Jackson gets away the danceable and slightrly risque title track at the start of the second side (in the opening passages you can, in retrospect, hear Thriller coming) but thereafter he is the balladeer on McCartney's Girlfriend (which the 36-year old Macca had recorded on London Town the previous year to lesser effect, it's a young person's song).
And then of course the exceptional She's Out of My Life (by Tom Bahler) which is a very adult song -- and you wished Sinatra had sung it in the early Sixties when he was struggling to get free of his obsession with his former wife Ava Gardner. It might be the only song on the album the young Jackson is ill-equipped emotionally to sing . . . but he respects the lyric and delivers it beautifully.

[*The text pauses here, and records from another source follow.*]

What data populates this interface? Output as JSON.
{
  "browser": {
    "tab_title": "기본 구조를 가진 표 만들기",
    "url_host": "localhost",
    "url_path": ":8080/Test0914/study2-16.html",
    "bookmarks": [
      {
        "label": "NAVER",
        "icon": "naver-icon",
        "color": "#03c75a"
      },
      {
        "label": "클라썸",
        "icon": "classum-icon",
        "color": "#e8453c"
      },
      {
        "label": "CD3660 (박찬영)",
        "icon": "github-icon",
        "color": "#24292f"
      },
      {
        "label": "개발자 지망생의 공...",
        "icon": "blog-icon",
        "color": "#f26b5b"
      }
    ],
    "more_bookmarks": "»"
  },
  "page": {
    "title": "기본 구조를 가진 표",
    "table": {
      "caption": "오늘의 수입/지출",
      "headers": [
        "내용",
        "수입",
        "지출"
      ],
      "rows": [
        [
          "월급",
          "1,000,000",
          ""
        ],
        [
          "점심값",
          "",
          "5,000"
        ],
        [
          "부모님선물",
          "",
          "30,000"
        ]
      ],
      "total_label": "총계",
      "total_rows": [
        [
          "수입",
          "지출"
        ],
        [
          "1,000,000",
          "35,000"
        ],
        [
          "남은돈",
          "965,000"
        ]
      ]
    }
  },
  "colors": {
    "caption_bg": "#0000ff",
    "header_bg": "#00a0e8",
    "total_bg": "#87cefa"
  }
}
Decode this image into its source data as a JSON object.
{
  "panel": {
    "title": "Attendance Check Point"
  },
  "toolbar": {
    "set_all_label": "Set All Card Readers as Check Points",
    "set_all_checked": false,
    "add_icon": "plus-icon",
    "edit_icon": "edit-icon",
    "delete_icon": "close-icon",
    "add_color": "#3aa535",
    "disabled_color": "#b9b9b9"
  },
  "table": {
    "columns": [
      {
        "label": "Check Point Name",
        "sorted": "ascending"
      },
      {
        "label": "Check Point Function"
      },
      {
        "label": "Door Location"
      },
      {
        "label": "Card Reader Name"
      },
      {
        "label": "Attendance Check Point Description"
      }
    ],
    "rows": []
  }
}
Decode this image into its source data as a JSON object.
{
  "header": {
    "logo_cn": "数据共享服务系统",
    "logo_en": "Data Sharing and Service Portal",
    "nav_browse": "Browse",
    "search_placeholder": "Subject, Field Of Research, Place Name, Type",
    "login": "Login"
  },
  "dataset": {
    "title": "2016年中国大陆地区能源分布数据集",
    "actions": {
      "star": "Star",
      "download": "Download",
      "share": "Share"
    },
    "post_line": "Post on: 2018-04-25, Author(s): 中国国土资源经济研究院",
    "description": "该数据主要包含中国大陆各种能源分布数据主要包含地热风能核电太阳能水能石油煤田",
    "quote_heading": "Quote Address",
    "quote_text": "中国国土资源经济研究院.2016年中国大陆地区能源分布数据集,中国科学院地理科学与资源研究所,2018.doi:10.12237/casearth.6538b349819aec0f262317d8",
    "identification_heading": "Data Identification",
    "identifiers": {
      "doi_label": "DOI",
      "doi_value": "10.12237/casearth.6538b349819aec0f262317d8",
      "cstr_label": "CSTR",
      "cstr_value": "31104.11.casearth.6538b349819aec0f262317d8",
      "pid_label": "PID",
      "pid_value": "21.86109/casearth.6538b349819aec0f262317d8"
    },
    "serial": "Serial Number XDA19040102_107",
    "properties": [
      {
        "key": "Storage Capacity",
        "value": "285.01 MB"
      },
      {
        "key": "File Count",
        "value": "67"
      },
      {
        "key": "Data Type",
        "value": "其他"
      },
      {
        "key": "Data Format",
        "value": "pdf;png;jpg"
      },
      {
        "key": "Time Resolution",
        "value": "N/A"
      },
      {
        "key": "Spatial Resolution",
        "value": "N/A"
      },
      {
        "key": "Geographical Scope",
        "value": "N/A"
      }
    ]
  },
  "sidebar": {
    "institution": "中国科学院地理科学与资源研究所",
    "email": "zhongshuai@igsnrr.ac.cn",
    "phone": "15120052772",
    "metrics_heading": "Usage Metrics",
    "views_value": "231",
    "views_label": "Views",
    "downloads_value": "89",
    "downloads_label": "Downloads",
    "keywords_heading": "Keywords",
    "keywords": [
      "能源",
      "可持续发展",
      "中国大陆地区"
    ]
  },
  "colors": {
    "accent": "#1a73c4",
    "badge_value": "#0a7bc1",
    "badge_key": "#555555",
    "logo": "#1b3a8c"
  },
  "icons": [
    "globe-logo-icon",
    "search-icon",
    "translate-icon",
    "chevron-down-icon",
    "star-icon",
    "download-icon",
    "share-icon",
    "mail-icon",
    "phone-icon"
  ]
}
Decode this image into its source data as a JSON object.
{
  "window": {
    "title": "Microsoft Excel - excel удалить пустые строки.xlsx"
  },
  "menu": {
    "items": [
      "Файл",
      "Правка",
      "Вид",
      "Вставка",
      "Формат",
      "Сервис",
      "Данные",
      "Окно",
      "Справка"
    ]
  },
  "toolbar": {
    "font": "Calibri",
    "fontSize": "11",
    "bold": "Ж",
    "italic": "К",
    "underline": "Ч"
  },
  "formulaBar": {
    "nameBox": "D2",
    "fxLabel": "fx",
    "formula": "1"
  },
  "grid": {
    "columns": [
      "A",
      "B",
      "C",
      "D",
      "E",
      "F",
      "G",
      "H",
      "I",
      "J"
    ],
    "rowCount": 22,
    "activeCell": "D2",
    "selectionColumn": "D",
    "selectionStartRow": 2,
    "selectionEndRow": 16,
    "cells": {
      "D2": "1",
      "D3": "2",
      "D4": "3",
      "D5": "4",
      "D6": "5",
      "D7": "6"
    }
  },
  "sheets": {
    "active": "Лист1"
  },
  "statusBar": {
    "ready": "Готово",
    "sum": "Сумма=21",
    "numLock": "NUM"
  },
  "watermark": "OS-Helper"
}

Oddly enough the weakest point on side two is the Stevie Wonder/Susaye Greene co-write I Can't Help It which is bereft of any interesting melody and inherent charm so Jackson, the band and Mandel's strings are obliged to do the lifting to get it briefly airborne.
Later there's the Carole Bayer Sager/David Foster ballad of trepidation, It's the falling in Love: "No matter how it starts, it ends the same . . . someone's always trading in the passion for that taste of pain". It's adult but delivered as upbeat dance-pop with horns and funky bass.
And bookending the album is Temperton's Burn This Disco Down, which flicks you right back to the first track on side one in its disco-funk . . . "Groove all night, keep the boogie alright."
Off the Wall is an extraordinary album of shamelessly enjoyable pop now given reissue treatment with a DVD doco by Spike Lee – using rare archival footage – tracing Jackson's path from Motown boy-band Jackson Five to a singular solo artist.
The rise and coronation of a pop genius.
There is more about Michael Jackson at Elsewhere starting here.